*** Block opens ***

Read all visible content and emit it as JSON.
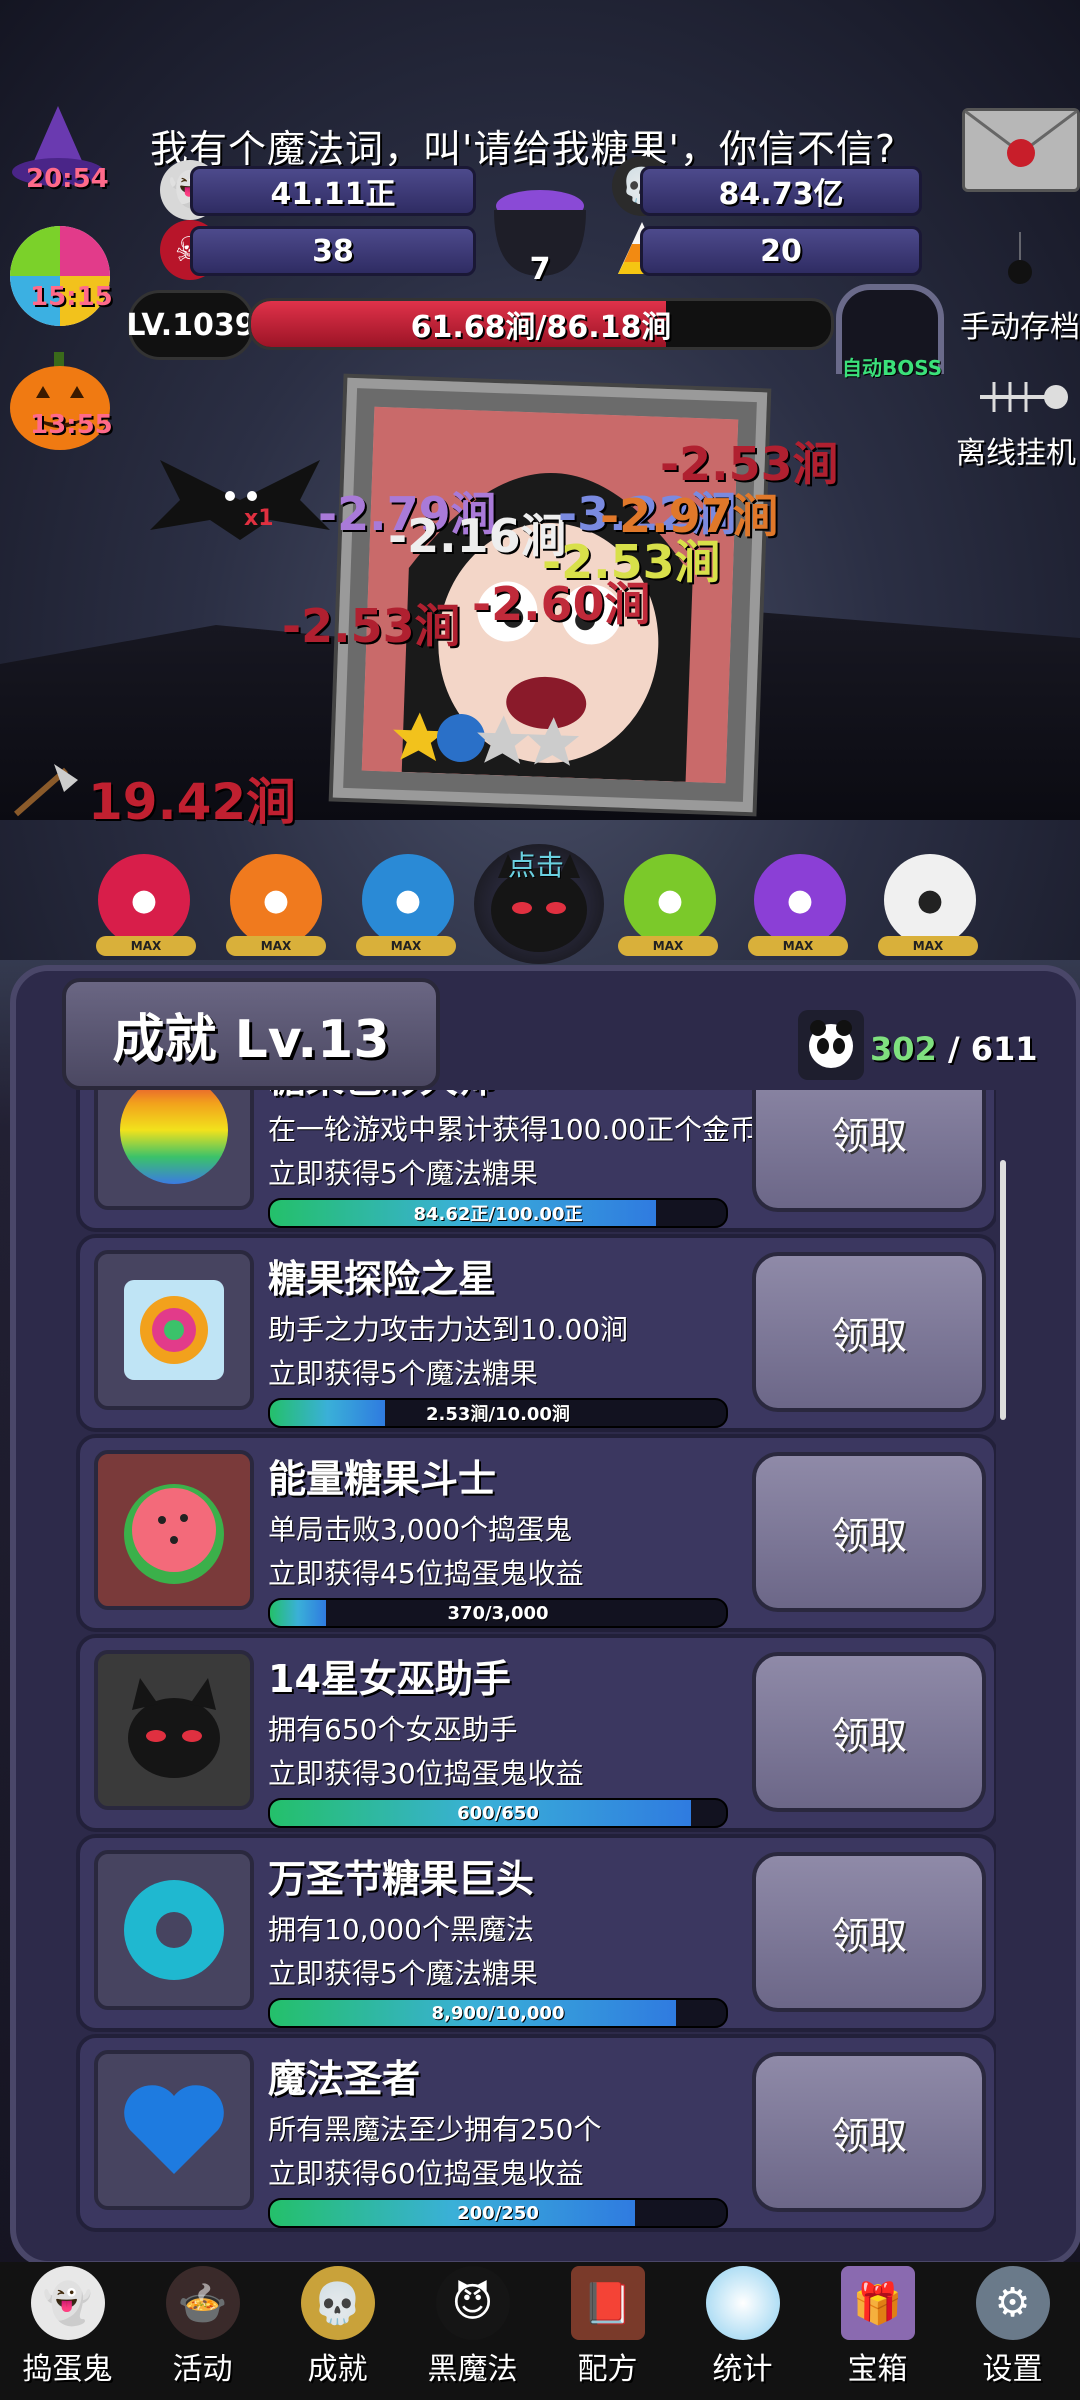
{
  "dialog": "我有个魔法词，叫'请给我糖果'，你信不信?",
  "timers": {
    "hat": "20:54",
    "lollipop": "15:15",
    "pumpkin": "13:55"
  },
  "stats": {
    "ghost_coins": "41.11正",
    "potion": "84.73亿",
    "skull_candy": "38",
    "cauldron": "7",
    "candy_corn": "20"
  },
  "level": "LV.1039",
  "boss_hp": {
    "text": "61.68涧/86.18涧",
    "fraction": 0.716
  },
  "auto_boss": "自动BOSS",
  "manual_save": "手动存档",
  "offline": "离线挂机",
  "damage_numbers": [
    "-2.53涧",
    "-2.79涧",
    "-2.16涧",
    "-3.22涧",
    "-2.97涧",
    "-2.53涧",
    "-2.60涧",
    "-2.53涧"
  ],
  "big_damage": "19.42涧",
  "bat_multiplier": "x1",
  "click_label": "点击",
  "candies": {
    "max": "MAX",
    "colors": [
      "#d81e4a",
      "#f07a1e",
      "#2a8ad6",
      "#7bc92a",
      "#8b3fd6",
      "#f0f0f0"
    ]
  },
  "panel": {
    "title": "成就 Lv.13",
    "done": "302",
    "sep": "/",
    "total": "611"
  },
  "achievements": [
    {
      "title": "糖果色彩大师",
      "desc": "在一轮游戏中累计获得100.00正个金币",
      "reward": "立即获得5个魔法糖果",
      "progress": "84.62正/100.00正",
      "fraction": 0.846,
      "button": "领取",
      "icon": "rainbow-candy-icon"
    },
    {
      "title": "糖果探险之星",
      "desc": "助手之力攻击力达到10.00涧",
      "reward": "立即获得5个魔法糖果",
      "progress": "2.53涧/10.00涧",
      "fraction": 0.253,
      "button": "领取",
      "icon": "wrapped-candy-icon"
    },
    {
      "title": "能量糖果斗士",
      "desc": "单局击败3,000个捣蛋鬼",
      "reward": "立即获得45位捣蛋鬼收益",
      "progress": "370/3,000",
      "fraction": 0.123,
      "button": "领取",
      "icon": "watermelon-candy-icon"
    },
    {
      "title": "14星女巫助手",
      "desc": "拥有650个女巫助手",
      "reward": "立即获得30位捣蛋鬼收益",
      "progress": "600/650",
      "fraction": 0.923,
      "button": "领取",
      "icon": "black-cat-icon"
    },
    {
      "title": "万圣节糖果巨头",
      "desc": "拥有10,000个黑魔法",
      "reward": "立即获得5个魔法糖果",
      "progress": "8,900/10,000",
      "fraction": 0.89,
      "button": "领取",
      "icon": "donut-candy-icon"
    },
    {
      "title": "魔法圣者",
      "desc": "所有黑魔法至少拥有250个",
      "reward": "立即获得60位捣蛋鬼收益",
      "progress": "200/250",
      "fraction": 0.8,
      "button": "领取",
      "icon": "heart-candy-icon"
    }
  ],
  "nav": [
    {
      "label": "捣蛋鬼",
      "icon": "ghost-icon"
    },
    {
      "label": "活动",
      "icon": "cauldron-icon"
    },
    {
      "label": "成就",
      "icon": "skull-trophy-icon"
    },
    {
      "label": "黑魔法",
      "icon": "devil-icon"
    },
    {
      "label": "配方",
      "icon": "recipe-book-icon"
    },
    {
      "label": "统计",
      "icon": "crystal-ball-icon"
    },
    {
      "label": "宝箱",
      "icon": "gift-box-icon"
    },
    {
      "label": "设置",
      "icon": "gear-icon"
    }
  ]
}
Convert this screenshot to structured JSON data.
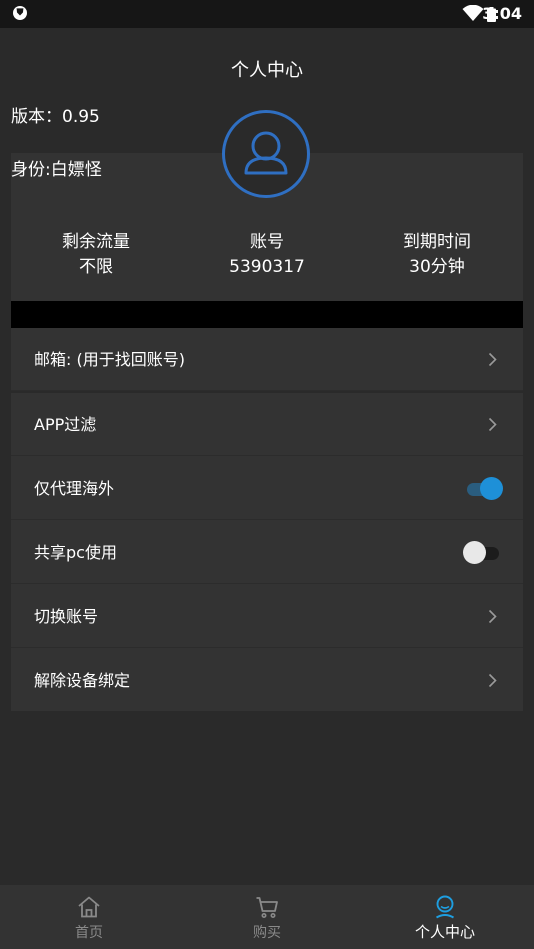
{
  "status_bar": {
    "time": "3:04",
    "app_icon": "shield-icon",
    "wifi_icon": "wifi-icon",
    "battery_icon": "battery-icon"
  },
  "header": {
    "title": "个人中心"
  },
  "profile": {
    "version": "版本：0.95",
    "identity": "身份:白嫖怪",
    "avatar_icon": "user-icon",
    "stats": [
      {
        "label": "剩余流量",
        "value": "不限"
      },
      {
        "label": "账号",
        "value": "5390317"
      },
      {
        "label": "到期时间",
        "value": "30分钟"
      }
    ]
  },
  "menu": {
    "email": "邮箱: (用于找回账号)",
    "app_filter": "APP过滤",
    "overseas_only": {
      "label": "仅代理海外",
      "enabled": true
    },
    "share_pc": {
      "label": "共享pc使用",
      "enabled": false
    },
    "switch_account": "切换账号",
    "unbind_device": "解除设备绑定"
  },
  "bottom_nav": [
    {
      "label": "首页",
      "icon": "home-icon",
      "active": false
    },
    {
      "label": "购买",
      "icon": "cart-icon",
      "active": false
    },
    {
      "label": "个人中心",
      "icon": "user-icon",
      "active": true
    }
  ],
  "colors": {
    "accent": "#1e90d8",
    "avatar_ring": "#2f6fc2",
    "background": "#2a2a2a",
    "card": "#333333"
  }
}
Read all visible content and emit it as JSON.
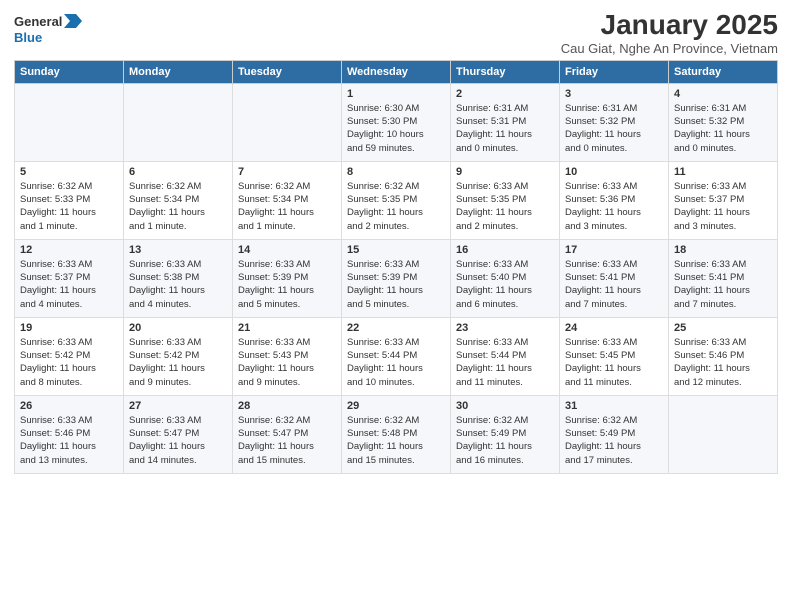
{
  "app": {
    "logo_line1": "General",
    "logo_line2": "Blue",
    "title": "January 2025",
    "subtitle": "Cau Giat, Nghe An Province, Vietnam"
  },
  "calendar": {
    "headers": [
      "Sunday",
      "Monday",
      "Tuesday",
      "Wednesday",
      "Thursday",
      "Friday",
      "Saturday"
    ],
    "weeks": [
      [
        {
          "day": "",
          "text": ""
        },
        {
          "day": "",
          "text": ""
        },
        {
          "day": "",
          "text": ""
        },
        {
          "day": "1",
          "text": "Sunrise: 6:30 AM\nSunset: 5:30 PM\nDaylight: 10 hours\nand 59 minutes."
        },
        {
          "day": "2",
          "text": "Sunrise: 6:31 AM\nSunset: 5:31 PM\nDaylight: 11 hours\nand 0 minutes."
        },
        {
          "day": "3",
          "text": "Sunrise: 6:31 AM\nSunset: 5:32 PM\nDaylight: 11 hours\nand 0 minutes."
        },
        {
          "day": "4",
          "text": "Sunrise: 6:31 AM\nSunset: 5:32 PM\nDaylight: 11 hours\nand 0 minutes."
        }
      ],
      [
        {
          "day": "5",
          "text": "Sunrise: 6:32 AM\nSunset: 5:33 PM\nDaylight: 11 hours\nand 1 minute."
        },
        {
          "day": "6",
          "text": "Sunrise: 6:32 AM\nSunset: 5:34 PM\nDaylight: 11 hours\nand 1 minute."
        },
        {
          "day": "7",
          "text": "Sunrise: 6:32 AM\nSunset: 5:34 PM\nDaylight: 11 hours\nand 1 minute."
        },
        {
          "day": "8",
          "text": "Sunrise: 6:32 AM\nSunset: 5:35 PM\nDaylight: 11 hours\nand 2 minutes."
        },
        {
          "day": "9",
          "text": "Sunrise: 6:33 AM\nSunset: 5:35 PM\nDaylight: 11 hours\nand 2 minutes."
        },
        {
          "day": "10",
          "text": "Sunrise: 6:33 AM\nSunset: 5:36 PM\nDaylight: 11 hours\nand 3 minutes."
        },
        {
          "day": "11",
          "text": "Sunrise: 6:33 AM\nSunset: 5:37 PM\nDaylight: 11 hours\nand 3 minutes."
        }
      ],
      [
        {
          "day": "12",
          "text": "Sunrise: 6:33 AM\nSunset: 5:37 PM\nDaylight: 11 hours\nand 4 minutes."
        },
        {
          "day": "13",
          "text": "Sunrise: 6:33 AM\nSunset: 5:38 PM\nDaylight: 11 hours\nand 4 minutes."
        },
        {
          "day": "14",
          "text": "Sunrise: 6:33 AM\nSunset: 5:39 PM\nDaylight: 11 hours\nand 5 minutes."
        },
        {
          "day": "15",
          "text": "Sunrise: 6:33 AM\nSunset: 5:39 PM\nDaylight: 11 hours\nand 5 minutes."
        },
        {
          "day": "16",
          "text": "Sunrise: 6:33 AM\nSunset: 5:40 PM\nDaylight: 11 hours\nand 6 minutes."
        },
        {
          "day": "17",
          "text": "Sunrise: 6:33 AM\nSunset: 5:41 PM\nDaylight: 11 hours\nand 7 minutes."
        },
        {
          "day": "18",
          "text": "Sunrise: 6:33 AM\nSunset: 5:41 PM\nDaylight: 11 hours\nand 7 minutes."
        }
      ],
      [
        {
          "day": "19",
          "text": "Sunrise: 6:33 AM\nSunset: 5:42 PM\nDaylight: 11 hours\nand 8 minutes."
        },
        {
          "day": "20",
          "text": "Sunrise: 6:33 AM\nSunset: 5:42 PM\nDaylight: 11 hours\nand 9 minutes."
        },
        {
          "day": "21",
          "text": "Sunrise: 6:33 AM\nSunset: 5:43 PM\nDaylight: 11 hours\nand 9 minutes."
        },
        {
          "day": "22",
          "text": "Sunrise: 6:33 AM\nSunset: 5:44 PM\nDaylight: 11 hours\nand 10 minutes."
        },
        {
          "day": "23",
          "text": "Sunrise: 6:33 AM\nSunset: 5:44 PM\nDaylight: 11 hours\nand 11 minutes."
        },
        {
          "day": "24",
          "text": "Sunrise: 6:33 AM\nSunset: 5:45 PM\nDaylight: 11 hours\nand 11 minutes."
        },
        {
          "day": "25",
          "text": "Sunrise: 6:33 AM\nSunset: 5:46 PM\nDaylight: 11 hours\nand 12 minutes."
        }
      ],
      [
        {
          "day": "26",
          "text": "Sunrise: 6:33 AM\nSunset: 5:46 PM\nDaylight: 11 hours\nand 13 minutes."
        },
        {
          "day": "27",
          "text": "Sunrise: 6:33 AM\nSunset: 5:47 PM\nDaylight: 11 hours\nand 14 minutes."
        },
        {
          "day": "28",
          "text": "Sunrise: 6:32 AM\nSunset: 5:47 PM\nDaylight: 11 hours\nand 15 minutes."
        },
        {
          "day": "29",
          "text": "Sunrise: 6:32 AM\nSunset: 5:48 PM\nDaylight: 11 hours\nand 15 minutes."
        },
        {
          "day": "30",
          "text": "Sunrise: 6:32 AM\nSunset: 5:49 PM\nDaylight: 11 hours\nand 16 minutes."
        },
        {
          "day": "31",
          "text": "Sunrise: 6:32 AM\nSunset: 5:49 PM\nDaylight: 11 hours\nand 17 minutes."
        },
        {
          "day": "",
          "text": ""
        }
      ]
    ]
  }
}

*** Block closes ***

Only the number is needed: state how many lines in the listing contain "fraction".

7